Secretariat Presidential

Presidential Sites

The special group of UN Special Commission for Iraq (UNSOM) weapons inspectors, diplomats and representatives of the International Atomic Energy Agency (IAEA) completed its initial inspections of Iraqi presidential sites on 02 April 1998. It took eight days to complete the so-called baseline inspections of the presidential sites. Access to these sites, which Iraq had declared off limits to the United Nations, was granted only after Secretary General Kofi Annan signed an agreement with Iraqi President Saddam Hussein during his visit to Baghdad last month which allows UN weapons experts, accompanied by a special group of "diplomatic observers," to inspect the compounds. Unfettered access to these and other sites is one of the conditions that must be met to complete the weapons inspections and ultimately lift UN sanctions.

All eight "presidential sites" visited appeared to be well defined by high walls or fences. They all had a rather similar landscape pattern: main guesthouses, with an integrated system of ancillary buildings and villas for accompanying dignitaries. Often an artificial lake with small artificial decorative islands located in a way to give access to the lake from each guesthouse. The mission was not intended to be a search for prohibited material and none was found. In fact, there was very little equipment, documentation or other material in the sites at all. It was clearly apparent that all sites had undergone extensive evacuation. In all the sites outside of Baghdad, for example, there were no documents and no computers. The buildings were largely empty. A key accomplishment of the mission was to plot more precisely the boundaries of the presidential sites.


Hussein's office is in the domed Presidential Palace, or Republican Palace, which overlooks the Tigris River. The palace, which measures 1.7 square miles according to the UN list, is surrounded by Republican Guard camps and apartment blocks for some of Hussein's supporters. Renovation to the Baghdad Republican Palace in the late 1990s tripled the size of the complex.

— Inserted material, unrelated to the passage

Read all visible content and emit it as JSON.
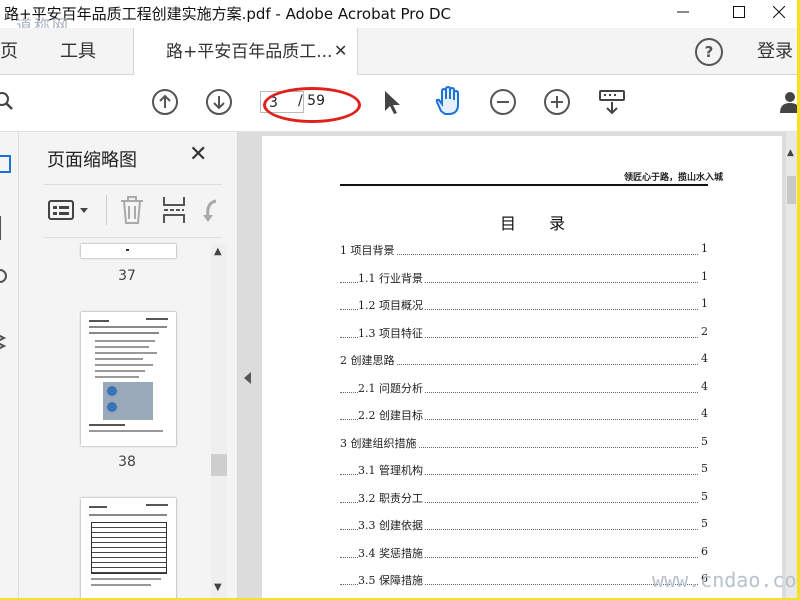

This site in Baghdad was visited on 1 and 2 April 1998. In addition to the Deputy Prime Minister, the Minister for Oil and the Secretary to the President, who were regularly present at all sites, the Minister for Foreign Affairs and the Minister for Information were also present. The aerial survey by helicopter was postponed to 2 April 1998, when the helicopter flew for 45 minutes with aerial photography being conducted. Two diplomats were present in the helicopter. The Iraqi authorities expressed concerns over flights above populated areas, which they claimed had been avoided in the past, and questioned the functional need for aerial photography when U2 imagery was available. In finally agreeing to the flight they maintained this was not to be cited as a precedent. The experts conducted what they considered to be a baseline survey of the site with the cooperation of the Iraqi authorities. Issues concerning the entry into family living quarters occupied by the staff of the Palace and other matters were quickly resolved either at the field level or through the intervention of higher authorities. Discrepancies between the earlier survey and ground evidence were settled with the use of GPS equipment. Where documents were available a random check was conducted smoothly. Spot checking of computers was undertaken with the cooperation of the Iraqi authorities.


This site in Baghdad was visited on 1 and 2 April 1998 and work proceeded smoothly with the cooperation of the Iraqi authorities. Initial disagreement between UNSCOM and the Iraqi authorities over the boundaries of the site were resolved through the use of GPS. In one isolated incident a request for a file was delayed.


Completed in 1995, al Azimiyah is one of five major palaces located in Baghdad.


Al Salam palace is located on the site of the former Republican Guard Headquarters, which was destroyed in Desert Storm. Construction has been ongoing since then. Part of a 814,000 square meter complex outside Baghdad, and begun while sanctions have been in effect, construction of the Al Salam Palace was completed in September 1999.

Sources and Resources

FAS | Nuke | Guide | Iraq | Facility |||| Index | Search |


Maintained by Webmaster
Updated Monday, October 09, 2000 7:47:23 PM